Hamlet contains a depiction of female madness in Ophelia, which has been frequently appropriated, and feminist critics might explore the character of Ophelia and how they challenge – or fail to challenge – the domination of male characters. In feminist approaches, Ophelia can be seen as “the archetypal mad woman”, whereby this would suggest that our culture makes some intrinsic connection between femininity and insanity, as if to be female is in some way to be insane.
French feminist theorists take this a bit further and suggest that Ophelia’s madness suggest the inability of male language to really represent femininity – so that female characters are inevitably represented as fractured, broken, insane and reduced to nothing, as an “Ophelia as the impossible subject”. These critics are not claiming that Shakespeare failed to represent Ophelia fairly but that because all language is male centred that it is quite literally impossible to represent a whole female character using any existing language past or present. Instead Ophelia can only be represented as silence, madness, incoherence and nothingness. As Ophelia says: „I think nothing, my Lord“. Feminist critics accounting for Ophelia’s madness and death have also suggested that she represents the female side of Hamlet which must be rejected and killed as an “Ophelia as the exiled feminine”. Many feminist critics have suggested that Ophelia’s madness is directly related to her sexual nature and therefore a gendered inscription on the female character itself. (Excerpts from: Elizabeth Woledge, Hamlet Through a Lens: Freudian and Feminist Approaches.)
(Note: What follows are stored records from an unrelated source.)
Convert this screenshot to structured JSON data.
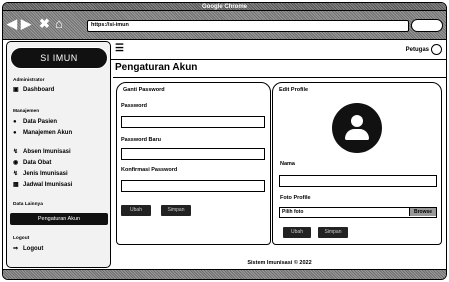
{
  "window": {
    "title": "Google Chrome"
  },
  "browser": {
    "url": "https://si-imun"
  },
  "sidebar": {
    "brand": "SI IMUN",
    "sections": {
      "admin": "Administrator",
      "manajemen": "Manajemen",
      "data_lainnya": "Data Lainnya",
      "logout": "Logout"
    },
    "items": {
      "dashboard": "Dashboard",
      "data_pasien": "Data Pasien",
      "manajemen_akun": "Manajemen Akun",
      "absen_imunisasi": "Absen Imunisasi",
      "data_obat": "Data Obat",
      "jenis_imunisasi": "Jenis Imunisasi",
      "jadwal_imunisasi": "Jadwal Imunisasi",
      "pengaturan_akun": "Pengaturan Akun",
      "logout": "Logout"
    }
  },
  "topbar": {
    "user_label": "Petugas"
  },
  "page": {
    "title": "Pengaturan Akun"
  },
  "password_card": {
    "title": "Ganti Password",
    "password_label": "Password",
    "new_password_label": "Password Baru",
    "confirm_password_label": "Konfirmasi Password",
    "submit_label": "Ubah",
    "save_label": "Simpan"
  },
  "profile_card": {
    "title": "Edit Profile",
    "name_label": "Nama",
    "photo_label": "Foto Profile",
    "file_placeholder": "Pilih foto",
    "browse_label": "Browse",
    "submit_label": "Ubah",
    "save_label": "Simpan"
  },
  "footer": {
    "text": "Sistem Imunisasi © 2022"
  },
  "icons": {
    "back": "arrow-left-icon",
    "forward": "arrow-right-icon",
    "close": "close-icon",
    "home": "home-icon",
    "menu": "hamburger-icon",
    "user": "user-icon",
    "avatar": "avatar-icon"
  }
}
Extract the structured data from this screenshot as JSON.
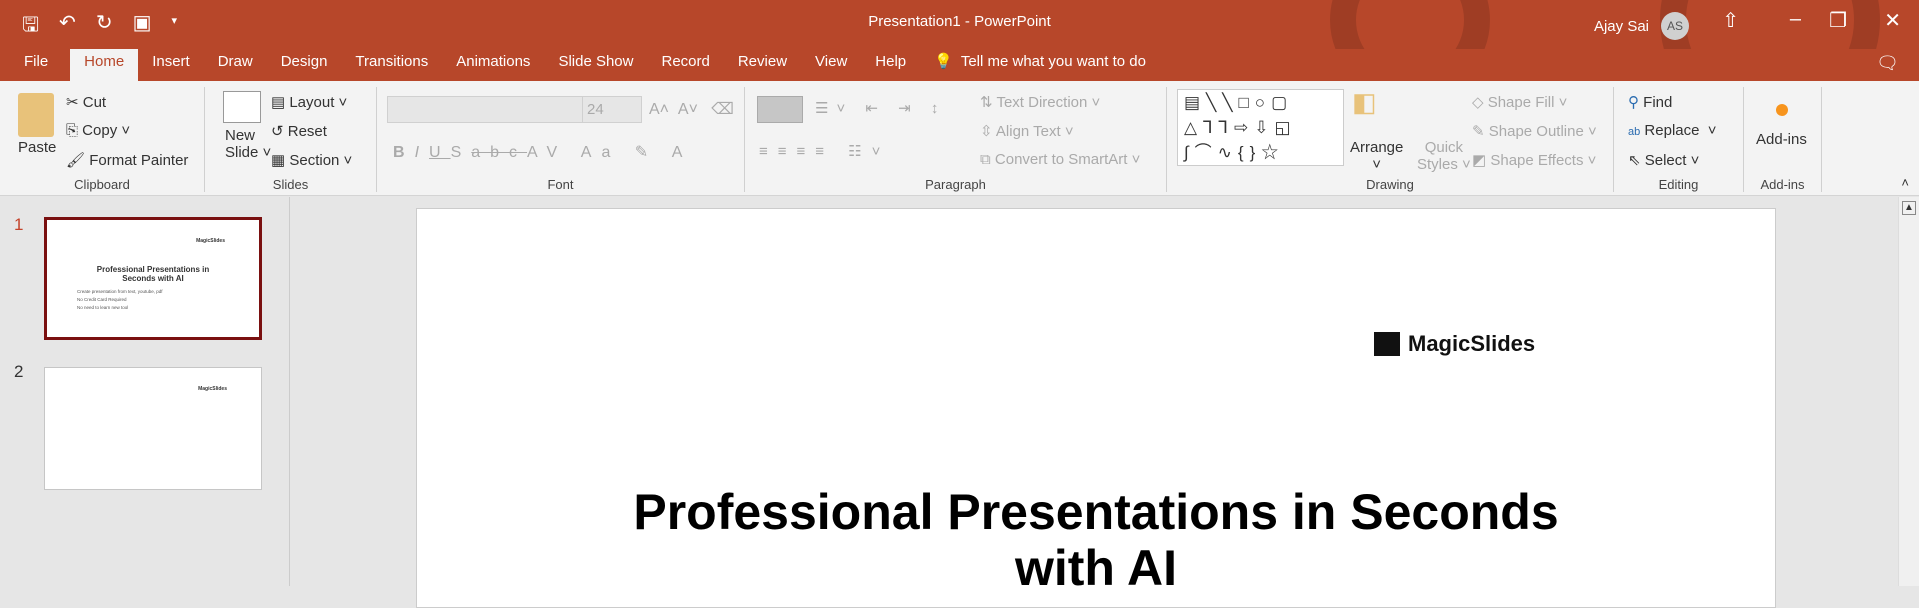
{
  "window": {
    "title": "Presentation1  -  PowerPoint",
    "user": "Ajay Sai",
    "initials": "AS"
  },
  "tabs": [
    "File",
    "Home",
    "Insert",
    "Draw",
    "Design",
    "Transitions",
    "Animations",
    "Slide Show",
    "Record",
    "Review",
    "View",
    "Help"
  ],
  "tell_me": "Tell me what you want to do",
  "ribbon": {
    "clipboard": {
      "label": "Clipboard",
      "paste": "Paste",
      "cut": "Cut",
      "copy": "Copy",
      "format_painter": "Format Painter"
    },
    "slides": {
      "label": "Slides",
      "new_slide": "New",
      "new_slide2": "Slide",
      "layout": "Layout",
      "reset": "Reset",
      "section": "Section"
    },
    "font": {
      "label": "Font",
      "size": "24"
    },
    "paragraph": {
      "label": "Paragraph",
      "text_direction": "Text Direction",
      "align_text": "Align Text",
      "convert": "Convert to SmartArt"
    },
    "drawing": {
      "label": "Drawing",
      "arrange": "Arrange",
      "quick": "Quick",
      "styles": "Styles",
      "fill": "Shape Fill",
      "outline": "Shape Outline",
      "effects": "Shape Effects"
    },
    "editing": {
      "label": "Editing",
      "find": "Find",
      "replace": "Replace",
      "select": "Select"
    },
    "addins": {
      "label": "Add-ins",
      "button": "Add-ins"
    }
  },
  "thumbnails": [
    {
      "num": "1",
      "logo": "MagicSlides",
      "title": "Professional Presentations in Seconds with AI",
      "bullets": [
        "Create presentation from text, youtube, pdf",
        "No Credit Card Required",
        "No need to learn new tool"
      ]
    },
    {
      "num": "2",
      "logo": "MagicSlides"
    }
  ],
  "slide": {
    "logo": "MagicSlides",
    "title_line1": "Professional Presentations in Seconds",
    "title_line2": "with AI"
  }
}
“I break up with this romantic picture of Shakespearian times, by trying to „perform“ a new metaphor of William Shakespeare’s tragedy „Hamlet“, where Hamlet’s love Ophelia commits suicide. Her suicide is the result of tragic happenings, where the supposed mental illness that Hamlet only feigns and her rejection by him is the accumulation of grief in her and leads her to drown herself in a pond. In the political gender aspect of our time, the Shakespearean „to be or not to be“ has achieved a special and highly explosive value. I am performing as Ophelia on the water surface and wearing a red dress.”
OPHELIA 3 Min. 25 Sec. Photography:T. Offermann, Camera: Anton Solovitschik, Sound: Melati Suryodarmo.